### [TASK STATEMENT]
Each line below should be written out exactly, with none skipped.

### [DATA RECORDS]
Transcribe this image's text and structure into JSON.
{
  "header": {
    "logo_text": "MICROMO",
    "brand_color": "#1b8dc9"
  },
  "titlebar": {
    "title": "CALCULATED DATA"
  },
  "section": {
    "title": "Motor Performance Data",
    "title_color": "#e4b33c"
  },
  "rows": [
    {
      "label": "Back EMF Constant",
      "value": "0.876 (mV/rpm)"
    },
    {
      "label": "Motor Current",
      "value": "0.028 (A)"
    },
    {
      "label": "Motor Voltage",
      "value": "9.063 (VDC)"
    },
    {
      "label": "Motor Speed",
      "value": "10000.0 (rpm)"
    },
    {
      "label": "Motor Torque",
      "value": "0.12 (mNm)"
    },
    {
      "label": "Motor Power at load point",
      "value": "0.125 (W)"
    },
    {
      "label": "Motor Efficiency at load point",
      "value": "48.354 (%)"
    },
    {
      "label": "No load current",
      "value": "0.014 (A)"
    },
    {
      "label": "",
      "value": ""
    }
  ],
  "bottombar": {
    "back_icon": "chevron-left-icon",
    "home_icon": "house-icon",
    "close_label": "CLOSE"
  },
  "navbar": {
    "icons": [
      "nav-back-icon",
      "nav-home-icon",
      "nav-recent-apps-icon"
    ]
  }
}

### [RESPONSE BOX]
Transcribe this image's text and structure into JSON.
{
  "header": {
    "logo_text": "MICROMO",
    "brand_color": "#1b8dc9"
  },
  "titlebar": {
    "title": "CALCULATED DATA"
  },
  "section": {
    "title": "Motor Performance Data",
    "title_color": "#e4b33c"
  },
  "rows": [
    {
      "label": "Back EMF Constant",
      "value": "0.876 (mV/rpm)"
    },
    {
      "label": "Motor Current",
      "value": "0.028 (A)"
    },
    {
      "label": "Motor Voltage",
      "value": "9.063 (VDC)"
    },
    {
      "label": "Motor Speed",
      "value": "10000.0 (rpm)"
    },
    {
      "label": "Motor Torque",
      "value": "0.12 (mNm)"
    },
    {
      "label": "Motor Power at load point",
      "value": "0.125 (W)"
    },
    {
      "label": "Motor Efficiency at load point",
      "value": "48.354 (%)"
    },
    {
      "label": "No load current",
      "value": "0.014 (A)"
    },
    {
      "label": "",
      "value": ""
    }
  ],
  "bottombar": {
    "back_icon": "chevron-left-icon",
    "home_icon": "house-icon",
    "close_label": "CLOSE"
  },
  "navbar": {
    "icons": [
      "nav-back-icon",
      "nav-home-icon",
      "nav-recent-apps-icon"
    ]
  }
}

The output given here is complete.